▶ [Problem description]
Your answer should consist of each line below that includes the word "Information".

▶ [Input records]
☆ ☆ ☆ ☆ ☆
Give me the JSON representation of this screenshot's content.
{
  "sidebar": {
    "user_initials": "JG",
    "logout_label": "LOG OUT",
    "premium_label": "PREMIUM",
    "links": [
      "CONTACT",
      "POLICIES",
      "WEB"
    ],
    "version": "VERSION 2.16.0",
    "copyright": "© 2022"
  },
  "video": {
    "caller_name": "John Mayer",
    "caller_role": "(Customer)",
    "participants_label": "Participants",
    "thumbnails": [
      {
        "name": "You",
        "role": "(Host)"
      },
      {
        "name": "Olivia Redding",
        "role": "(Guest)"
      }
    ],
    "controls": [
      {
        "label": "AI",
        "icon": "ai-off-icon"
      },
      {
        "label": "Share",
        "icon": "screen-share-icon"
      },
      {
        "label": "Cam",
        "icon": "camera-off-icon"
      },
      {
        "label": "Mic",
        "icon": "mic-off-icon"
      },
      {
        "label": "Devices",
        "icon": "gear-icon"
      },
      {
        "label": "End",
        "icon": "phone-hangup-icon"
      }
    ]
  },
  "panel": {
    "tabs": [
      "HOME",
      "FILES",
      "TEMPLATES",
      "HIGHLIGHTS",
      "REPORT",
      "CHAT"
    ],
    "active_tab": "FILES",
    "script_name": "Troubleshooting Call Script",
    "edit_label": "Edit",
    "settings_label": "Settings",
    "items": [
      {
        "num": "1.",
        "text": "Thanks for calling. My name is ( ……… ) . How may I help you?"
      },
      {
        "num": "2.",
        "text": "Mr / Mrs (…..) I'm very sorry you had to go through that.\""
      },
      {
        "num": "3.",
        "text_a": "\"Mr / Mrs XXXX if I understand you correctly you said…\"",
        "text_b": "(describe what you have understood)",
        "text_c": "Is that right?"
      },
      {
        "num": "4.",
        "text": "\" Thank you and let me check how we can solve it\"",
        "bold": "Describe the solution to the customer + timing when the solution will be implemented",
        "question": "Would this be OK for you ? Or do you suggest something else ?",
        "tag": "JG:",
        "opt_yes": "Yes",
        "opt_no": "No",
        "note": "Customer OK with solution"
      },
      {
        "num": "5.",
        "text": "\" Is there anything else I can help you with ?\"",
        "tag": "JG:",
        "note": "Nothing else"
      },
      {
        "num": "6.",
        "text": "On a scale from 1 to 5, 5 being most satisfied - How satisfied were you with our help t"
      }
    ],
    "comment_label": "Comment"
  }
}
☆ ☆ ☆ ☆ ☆
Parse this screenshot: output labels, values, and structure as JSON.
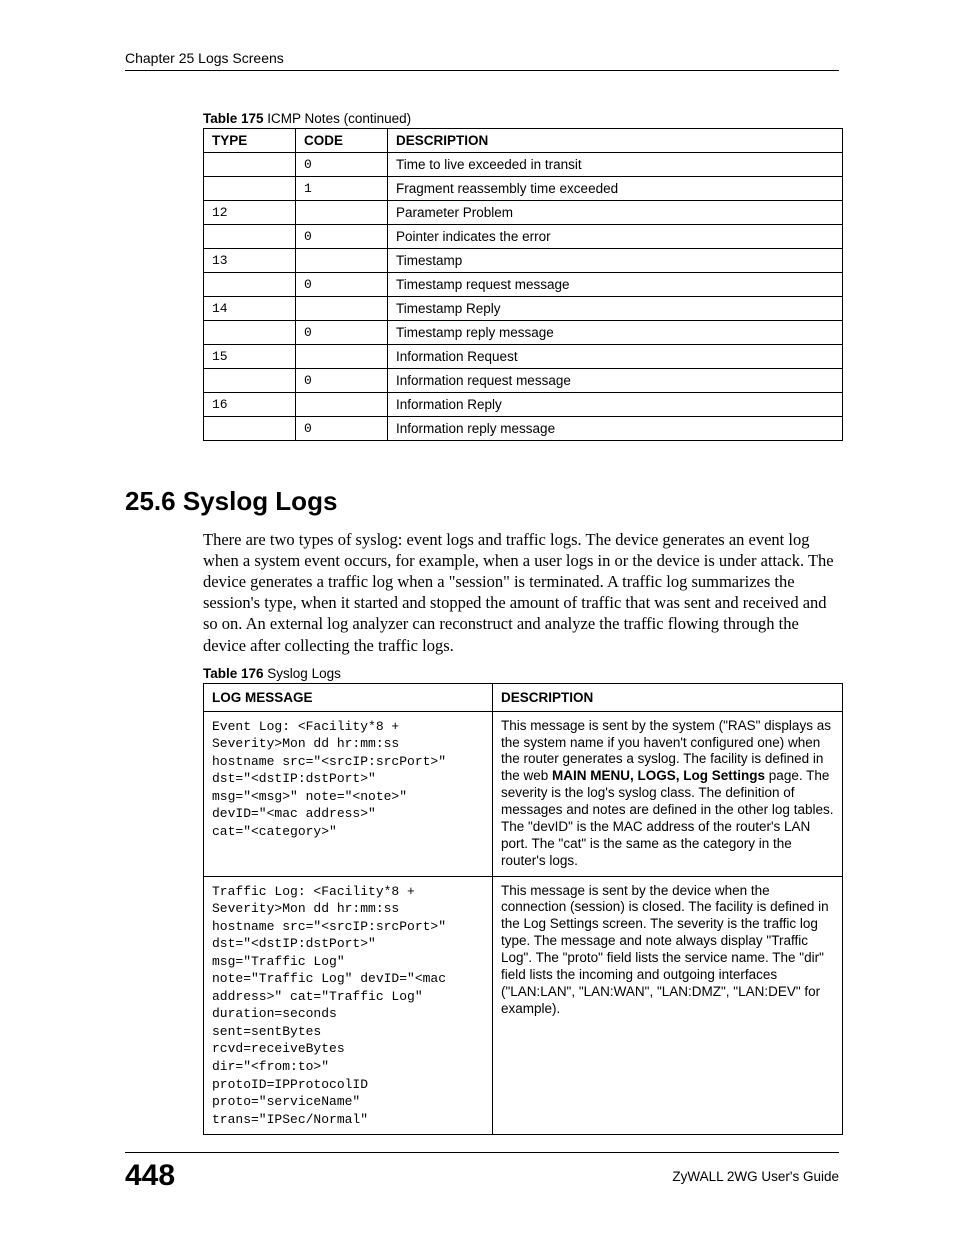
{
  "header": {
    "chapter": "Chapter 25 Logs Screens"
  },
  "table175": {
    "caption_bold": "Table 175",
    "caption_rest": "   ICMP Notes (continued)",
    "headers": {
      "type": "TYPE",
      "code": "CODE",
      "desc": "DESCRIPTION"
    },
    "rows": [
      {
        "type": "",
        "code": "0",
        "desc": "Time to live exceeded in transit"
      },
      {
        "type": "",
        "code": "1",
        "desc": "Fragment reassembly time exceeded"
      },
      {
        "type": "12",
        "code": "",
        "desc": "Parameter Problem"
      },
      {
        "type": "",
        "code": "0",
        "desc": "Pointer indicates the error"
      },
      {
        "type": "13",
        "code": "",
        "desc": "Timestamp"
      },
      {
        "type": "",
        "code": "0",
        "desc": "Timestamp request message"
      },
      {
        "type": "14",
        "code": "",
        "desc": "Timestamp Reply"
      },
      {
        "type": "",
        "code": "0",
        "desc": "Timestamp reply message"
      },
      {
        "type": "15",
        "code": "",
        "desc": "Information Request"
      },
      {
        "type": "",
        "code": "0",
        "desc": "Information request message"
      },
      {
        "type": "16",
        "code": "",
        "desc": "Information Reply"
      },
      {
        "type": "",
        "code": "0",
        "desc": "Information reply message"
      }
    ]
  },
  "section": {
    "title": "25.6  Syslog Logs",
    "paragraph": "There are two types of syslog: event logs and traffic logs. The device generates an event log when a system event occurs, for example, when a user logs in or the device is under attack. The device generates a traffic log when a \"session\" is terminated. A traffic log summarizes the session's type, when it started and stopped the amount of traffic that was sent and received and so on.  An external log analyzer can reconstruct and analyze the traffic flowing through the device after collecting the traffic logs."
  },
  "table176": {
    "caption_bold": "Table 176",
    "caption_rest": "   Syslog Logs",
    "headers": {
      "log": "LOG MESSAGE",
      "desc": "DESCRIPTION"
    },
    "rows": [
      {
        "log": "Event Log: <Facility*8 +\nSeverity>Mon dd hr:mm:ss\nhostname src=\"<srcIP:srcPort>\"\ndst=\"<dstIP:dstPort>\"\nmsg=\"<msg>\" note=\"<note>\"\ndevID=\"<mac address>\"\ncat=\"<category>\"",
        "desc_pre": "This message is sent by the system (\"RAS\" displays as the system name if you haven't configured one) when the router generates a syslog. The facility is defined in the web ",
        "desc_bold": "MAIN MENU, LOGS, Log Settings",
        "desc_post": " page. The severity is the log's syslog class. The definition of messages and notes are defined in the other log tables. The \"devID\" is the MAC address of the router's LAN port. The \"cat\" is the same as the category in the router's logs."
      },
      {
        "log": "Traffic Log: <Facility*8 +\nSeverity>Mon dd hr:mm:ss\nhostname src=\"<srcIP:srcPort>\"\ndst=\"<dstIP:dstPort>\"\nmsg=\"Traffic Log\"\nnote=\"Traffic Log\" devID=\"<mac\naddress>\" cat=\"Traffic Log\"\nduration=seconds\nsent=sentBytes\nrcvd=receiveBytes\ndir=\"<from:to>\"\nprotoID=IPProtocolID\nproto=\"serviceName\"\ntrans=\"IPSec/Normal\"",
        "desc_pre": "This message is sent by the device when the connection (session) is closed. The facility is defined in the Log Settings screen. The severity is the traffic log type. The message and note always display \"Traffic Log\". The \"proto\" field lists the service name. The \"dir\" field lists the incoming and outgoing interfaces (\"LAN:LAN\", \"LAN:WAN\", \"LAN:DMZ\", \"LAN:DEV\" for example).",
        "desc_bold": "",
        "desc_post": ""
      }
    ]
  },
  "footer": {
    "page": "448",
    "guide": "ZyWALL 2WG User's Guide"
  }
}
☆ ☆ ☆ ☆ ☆
▶ [Result of this exercise]
        "desc": "Information Request"
        "desc": "Information request message"
        "desc": "Information Reply"
        "desc": "Information reply message"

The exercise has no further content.